Getting the Balance Right

A Tricky Balance

Mother and daughter talking

Challenging kids’ growth is important, but it can be tricky. Challenging growth calls for a balance of several things. Getting this balance right—and adjusting when needed—is key for parents.

Not Too Hard or Too Soft

Challenging growth works best when a parent’s approach is caring and supportive. It helps to do a gradual shifting of power and responsibility to the child. This helps the child become more self-directed and motivated.3,4

  • If a parent’s challenges are overly demanding, harsh, or rigid, they will back fire. This style of challenge hurts kids and pushes them away. It can lead to high stress and negative perfectionism.7
  • If a parent’s challenges are too easy with no accountability, they also fail. This style of challenge hurts kids’ motivation and can lead to apathy. Kids may feel that parents don’t care enough to expect much of them.

Challenging growth works best when parents express care and provide support to the child.

Many researchers have described this dynamic as “authoritative parenting,” one of four basic parenting styles.3,6 Authoritative parenting leads to the best outcomes for kids from many different backgrounds.3 It combines a high level of challenge with a high level of care and support.

Not Too Harsh
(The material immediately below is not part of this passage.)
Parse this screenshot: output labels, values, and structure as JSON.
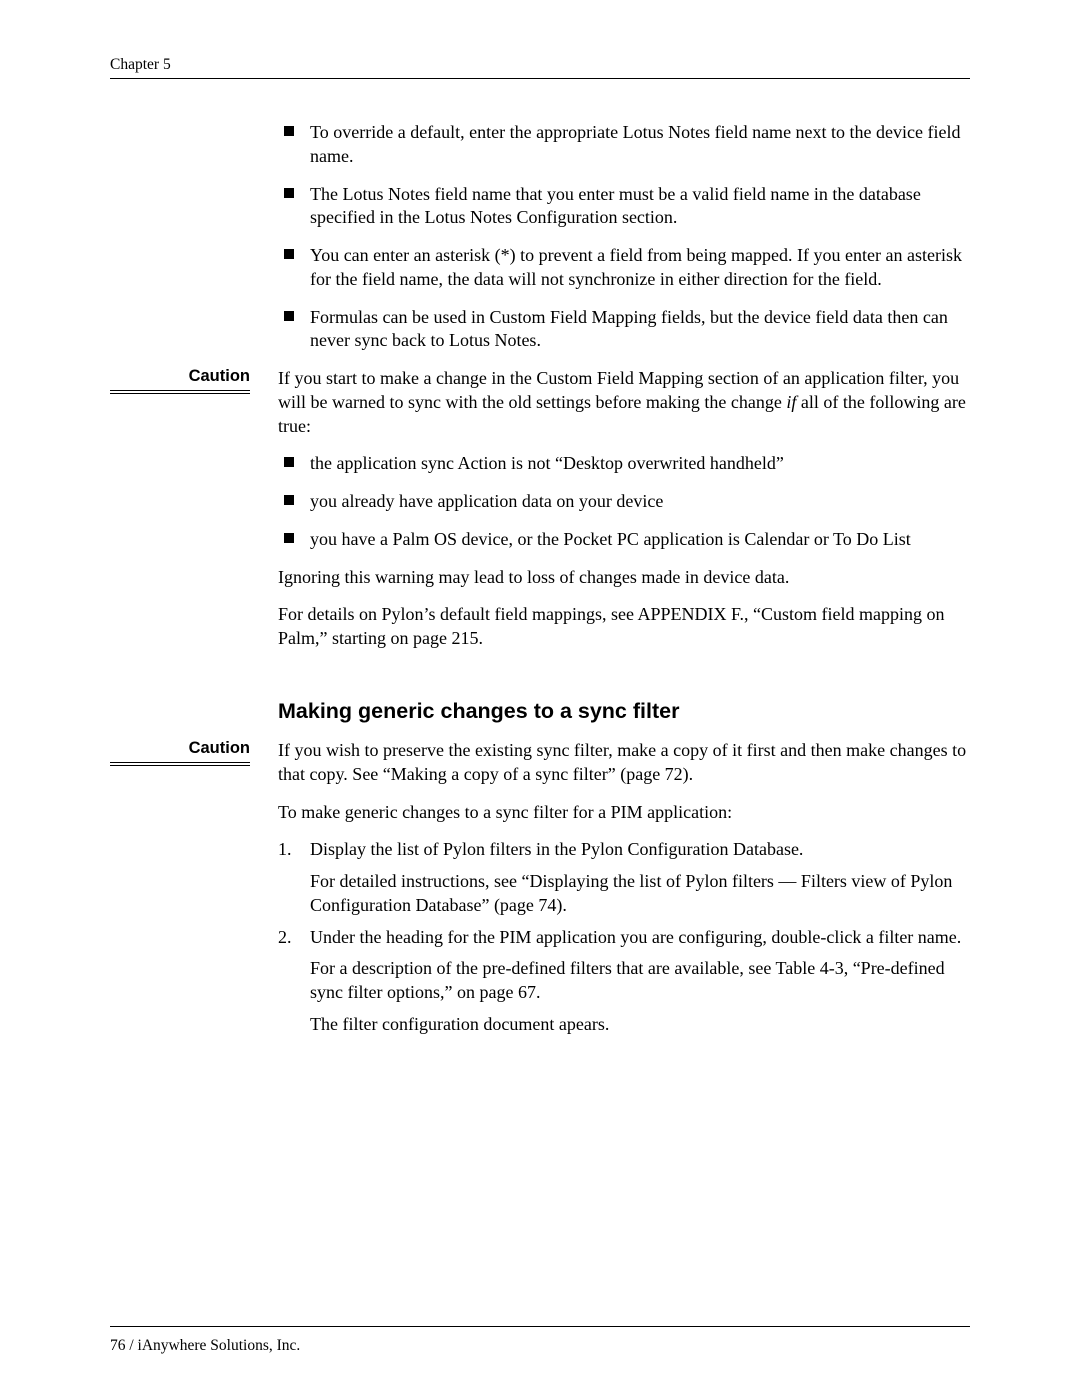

Some styles of challenge are not healthy. In fact, some practices can cause a child to misbehave, feel anxious or depressed, or have other problems. These unhealthy approaches include:

  • Psychological control, which dismisses children’s experiences, emotions, and sense of themselves.2
  • Inconsistent or harsh discipline.1,3,5

Next Steps

  • Take the quiz to explore the ways you challenge your kids to grow.
  • Learn about how challenging young people to grow works.

Research Sources

1. Alegre, A. (2011). Parenting styles and children’s emotional intelligence: What do we know? The Family Journal, 19(1), 56-62. doi:10.1177/1066480710387486

2. Barber, B. K. (1996). Parental psychological control: Revisiting a neglected construct. Child Development, 67(6), 3296-3319. doi:10.1111/j.1467-8624.1996.tb01915.x

3. Baumrind, D. (1996). The discipline controversy revisited. Family Relations, 45(4), 405–414. Retrieved from http://www.jstor.org/stable/585170

4. Dailey, R. M. (2008). Parental challenge: Developing and validating a measure of how parents challenge their adolescents. Journal of Social and Personal Relationships, 25(4), 643–669. doi:10.1177/0265407508093784

5. Morris, A. S., Silk, J. J. S., Steinberg, L., Myers, S. S., & Robinson, L. R. (2007). The role of the family context in the development of emotion regulation. Social Development, 16(2), 361–388. doi:10.1111/j.1467-9507.2007.00389.x

6. Steinberg, L. (2001). We know some things: Parent-adolescent relationships in retrospect and prospect. Journal of Research on Adolescence, 11, 1–19.

7. Stoeber, J., & Rambow, A. (2007). Perfectionism in adolescent school students: Relations with motivation, achievement, and well-being. Personality and Individual Differences, 42, 1379–1389. Retrieved from http://www.sciencedirect.com/science/article/pii/S0191886906004223